WORK INSTRUCTION :: Retype the data that follows exactly. No pictures belong in the copy.

Top of DATA TO EXAMINE

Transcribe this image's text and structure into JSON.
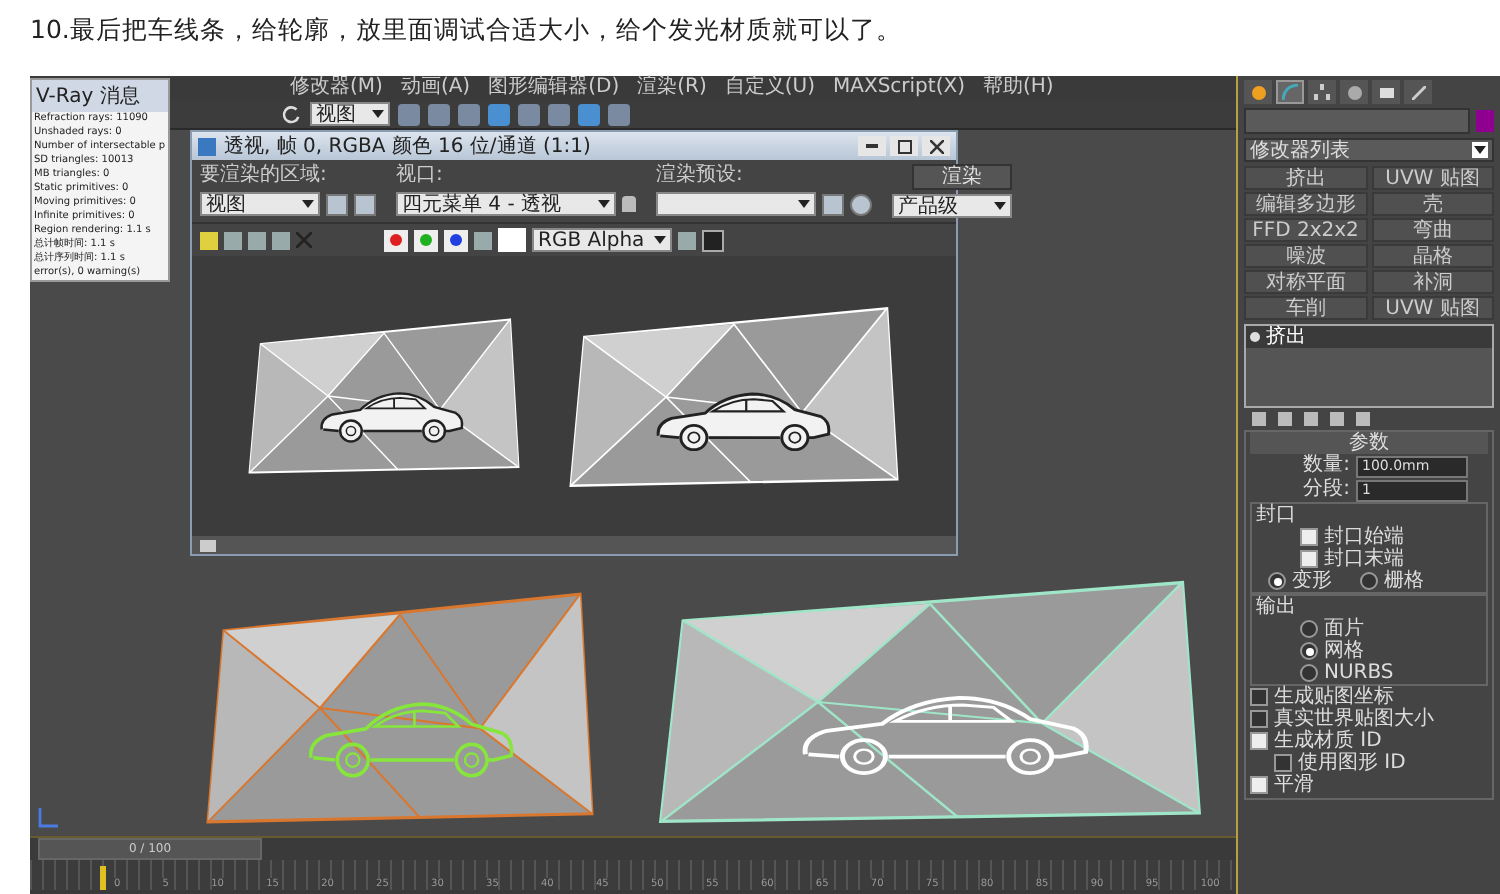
{
  "caption": "10.最后把车线条，给轮廓，放里面调试合适大小，给个发光材质就可以了。",
  "menu": [
    "修改器(M)",
    "动画(A)",
    "图形编辑器(D)",
    "渲染(R)",
    "自定义(U)",
    "MAXScript(X)",
    "帮助(H)"
  ],
  "toolbar": {
    "view_dropdown": "视图"
  },
  "vray_window": {
    "title": "V-Ray 消息",
    "lines": [
      "Refraction rays: 11090",
      "Unshaded rays: 0",
      "Number of intersectable p",
      "SD triangles: 10013",
      "MB triangles: 0",
      "Static primitives: 0",
      "Moving primitives: 0",
      "Infinite primitives: 0",
      "Region rendering: 1.1 s",
      "总计帧时间: 1.1 s",
      "总计序列时间: 1.1 s",
      "error(s), 0 warning(s)"
    ]
  },
  "render_window": {
    "title": "透视, 帧 0, RGBA 颜色 16 位/通道 (1:1)",
    "area_label": "要渲染的区域:",
    "area_value": "视图",
    "viewport_label": "视口:",
    "viewport_value": "四元菜单 4 - 透视",
    "preset_label": "渲染预设:",
    "render_button": "渲染",
    "quality_value": "产品级",
    "channel_value": "RGB Alpha"
  },
  "viewport_objects": [
    {
      "color": "#d9772e",
      "car": {
        "color": "#86e63c"
      }
    },
    {
      "color": "#9fe6c8",
      "car": {
        "color": "#ffffff"
      }
    }
  ],
  "command_panel": {
    "modifier_list": "修改器列表",
    "modifier_buttons": [
      "挤出",
      "UVW 贴图",
      "编辑多边形",
      "壳",
      "FFD 2x2x2",
      "弯曲",
      "噪波",
      "晶格",
      "对称平面",
      "补洞",
      "车削",
      "UVW 贴图"
    ],
    "stack": [
      {
        "label": "挤出",
        "selected": true
      }
    ],
    "rollout": "参数",
    "fields": [
      {
        "label": "数量:",
        "value": "100.0mm"
      },
      {
        "label": "分段:",
        "value": "1"
      }
    ],
    "cap_group": "封口",
    "caps": [
      {
        "label": "封口始端",
        "checked": true
      },
      {
        "label": "封口末端",
        "checked": true
      }
    ],
    "cap_types": [
      {
        "label": "变形",
        "selected": true
      },
      {
        "label": "栅格",
        "selected": false
      }
    ],
    "output_group": "输出",
    "outputs": [
      {
        "label": "面片",
        "selected": false
      },
      {
        "label": "网格",
        "selected": true
      },
      {
        "label": "NURBS",
        "selected": false
      }
    ],
    "options": [
      {
        "label": "生成贴图坐标",
        "checked": false,
        "indent": false
      },
      {
        "label": "真实世界贴图大小",
        "checked": false,
        "indent": false
      },
      {
        "label": "生成材质 ID",
        "checked": true,
        "indent": false
      },
      {
        "label": "使用图形 ID",
        "checked": false,
        "indent": true
      },
      {
        "label": "平滑",
        "checked": true,
        "indent": false
      }
    ]
  },
  "timeline": {
    "position": "0 / 100",
    "ticks": [
      "0",
      "5",
      "10",
      "15",
      "20",
      "25",
      "30",
      "35",
      "40",
      "45",
      "50",
      "55",
      "60",
      "65",
      "70",
      "75",
      "80",
      "85",
      "90",
      "95",
      "100"
    ]
  }
}
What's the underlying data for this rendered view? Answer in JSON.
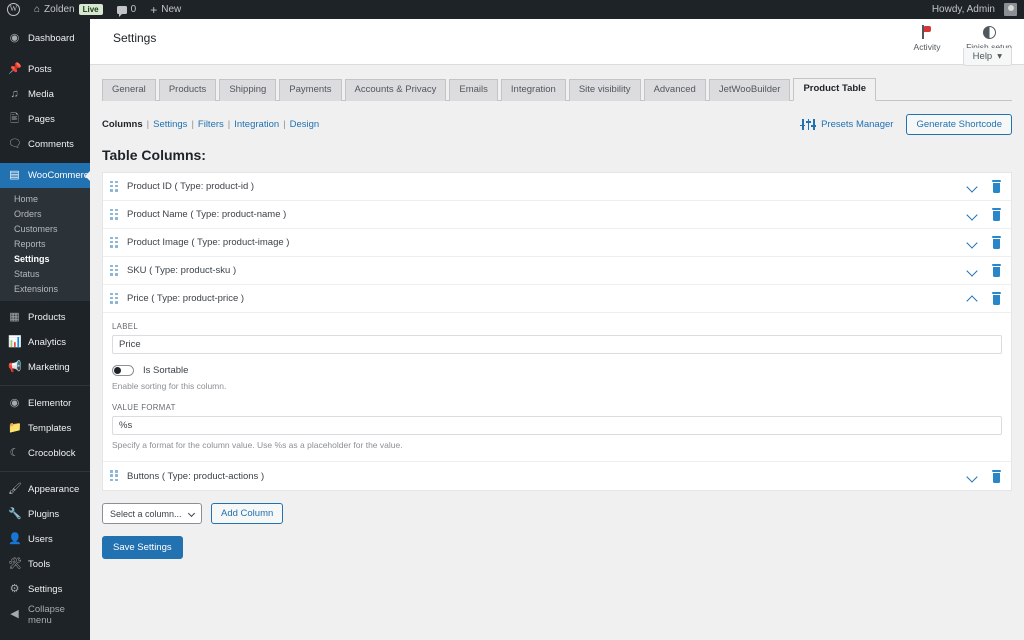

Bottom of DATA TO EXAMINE

OUTPUT FOR THIS TASK ::
Transcribe this image's text and structure into JSON.
{
  "caption": "10.最后把车线条，给轮廓，放里面调试合适大小，给个发光材质就可以了。",
  "menu": [
    "修改器(M)",
    "动画(A)",
    "图形编辑器(D)",
    "渲染(R)",
    "自定义(U)",
    "MAXScript(X)",
    "帮助(H)"
  ],
  "toolbar": {
    "view_dropdown": "视图"
  },
  "vray_window": {
    "title": "V-Ray 消息",
    "lines": [
      "Refraction rays: 11090",
      "Unshaded rays: 0",
      "Number of intersectable p",
      "SD triangles: 10013",
      "MB triangles: 0",
      "Static primitives: 0",
      "Moving primitives: 0",
      "Infinite primitives: 0",
      "Region rendering: 1.1 s",
      "总计帧时间: 1.1 s",
      "总计序列时间: 1.1 s",
      "error(s), 0 warning(s)"
    ]
  },
  "render_window": {
    "title": "透视, 帧 0, RGBA 颜色 16 位/通道 (1:1)",
    "area_label": "要渲染的区域:",
    "area_value": "视图",
    "viewport_label": "视口:",
    "viewport_value": "四元菜单 4 - 透视",
    "preset_label": "渲染预设:",
    "render_button": "渲染",
    "quality_value": "产品级",
    "channel_value": "RGB Alpha"
  },
  "viewport_objects": [
    {
      "color": "#d9772e",
      "car": {
        "color": "#86e63c"
      }
    },
    {
      "color": "#9fe6c8",
      "car": {
        "color": "#ffffff"
      }
    }
  ],
  "command_panel": {
    "modifier_list": "修改器列表",
    "modifier_buttons": [
      "挤出",
      "UVW 贴图",
      "编辑多边形",
      "壳",
      "FFD 2x2x2",
      "弯曲",
      "噪波",
      "晶格",
      "对称平面",
      "补洞",
      "车削",
      "UVW 贴图"
    ],
    "stack": [
      {
        "label": "挤出",
        "selected": true
      }
    ],
    "rollout": "参数",
    "fields": [
      {
        "label": "数量:",
        "value": "100.0mm"
      },
      {
        "label": "分段:",
        "value": "1"
      }
    ],
    "cap_group": "封口",
    "caps": [
      {
        "label": "封口始端",
        "checked": true
      },
      {
        "label": "封口末端",
        "checked": true
      }
    ],
    "cap_types": [
      {
        "label": "变形",
        "selected": true
      },
      {
        "label": "栅格",
        "selected": false
      }
    ],
    "output_group": "输出",
    "outputs": [
      {
        "label": "面片",
        "selected": false
      },
      {
        "label": "网格",
        "selected": true
      },
      {
        "label": "NURBS",
        "selected": false
      }
    ],
    "options": [
      {
        "label": "生成贴图坐标",
        "checked": false,
        "indent": false
      },
      {
        "label": "真实世界贴图大小",
        "checked": false,
        "indent": false
      },
      {
        "label": "生成材质 ID",
        "checked": true,
        "indent": false
      },
      {
        "label": "使用图形 ID",
        "checked": false,
        "indent": true
      },
      {
        "label": "平滑",
        "checked": true,
        "indent": false
      }
    ]
  },
  "timeline": {
    "position": "0 / 100",
    "ticks": [
      "0",
      "5",
      "10",
      "15",
      "20",
      "25",
      "30",
      "35",
      "40",
      "45",
      "50",
      "55",
      "60",
      "65",
      "70",
      "75",
      "80",
      "85",
      "90",
      "95",
      "100"
    ]
  }
}
What's the underlying data for this rendered view? Answer in JSON.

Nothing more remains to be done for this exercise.